Read Part 1

Following an enjoyable summer, a week before school started, we met with our son’s school team; kindergarten teacher, Resource Teacher and Educational Assistant. Everything was in place: a designated change room, as he was not yet potty trained, a room for his physiotherapy, occupational therapy and time away from the classroom. We were really impressed how much was done to make sure that our son was integrated into a regular school and classroom.

Once school starts, it is important to start thinking about your child’s Individual Education Plan (IEP). The IEP is specific to your child’s goals that he or she is expected to achieve during the school year. It is a working document and can be changed or updated at any time. It is up to the parents to decide what information will be included in the IEP, if you don’t agree with it, don’t sign it. As parents we know best whether the goals listed are attainable by our child.

Our final challenge came when we wanted to enroll both of our children in the afterschool program. When I called the School Board to find out whether resources would be put into place for my son, I was immediately told no! I decided to do my own research on the subject.

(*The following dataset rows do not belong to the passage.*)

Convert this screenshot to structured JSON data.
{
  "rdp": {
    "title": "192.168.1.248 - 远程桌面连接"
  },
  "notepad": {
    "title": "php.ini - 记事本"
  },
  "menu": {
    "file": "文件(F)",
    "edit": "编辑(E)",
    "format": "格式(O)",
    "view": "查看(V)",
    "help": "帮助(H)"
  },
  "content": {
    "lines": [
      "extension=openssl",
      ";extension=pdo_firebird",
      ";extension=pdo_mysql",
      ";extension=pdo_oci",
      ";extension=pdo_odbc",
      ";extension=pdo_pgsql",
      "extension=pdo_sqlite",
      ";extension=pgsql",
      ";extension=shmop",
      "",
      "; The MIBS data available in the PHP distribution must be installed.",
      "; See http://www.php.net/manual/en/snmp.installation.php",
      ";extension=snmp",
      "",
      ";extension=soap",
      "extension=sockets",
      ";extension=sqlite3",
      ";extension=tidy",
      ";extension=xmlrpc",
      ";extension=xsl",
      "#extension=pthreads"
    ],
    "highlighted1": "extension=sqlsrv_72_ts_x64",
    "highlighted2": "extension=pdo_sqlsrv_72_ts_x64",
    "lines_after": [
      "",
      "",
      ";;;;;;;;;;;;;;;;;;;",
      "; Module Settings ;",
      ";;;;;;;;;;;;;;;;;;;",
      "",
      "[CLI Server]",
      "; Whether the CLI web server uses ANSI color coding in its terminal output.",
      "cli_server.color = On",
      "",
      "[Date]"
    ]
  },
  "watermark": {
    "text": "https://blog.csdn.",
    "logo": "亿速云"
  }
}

I learned that according to the Ministry of Education Act, services for children with special needs are to be provided during school hours and any extended program that the School Board offers. I sent an e-mail to the Ministry of Education requesting clarification. A few weeks later, a representative from the Ministry contacted and informed me that I was in fact correct.

I contacted the Principal at the school, the Superintendent at the School Board and they did not expect my call. The most important thing that I have learned in all of this is: know your rights! Never take no as the first answer. Do your research. Yes, it is time consuming and as a full time working individual I know how stressful it can be. Use all your resources, whether it is a Counselor, a Resource Consultant or another parent that has already been through the process. Get to know the Education Act and what your child is entitled to. Do not be skeptical or afraid to contact the proper individuals that are in a position of authority. The Ministry of Education is in place to take your complaint seriously and investigate on your behalf.

My son is a happy boy that has flourished in the school system. He has received excellent support and resources and he loves going to school.

Written by Kasia and Doug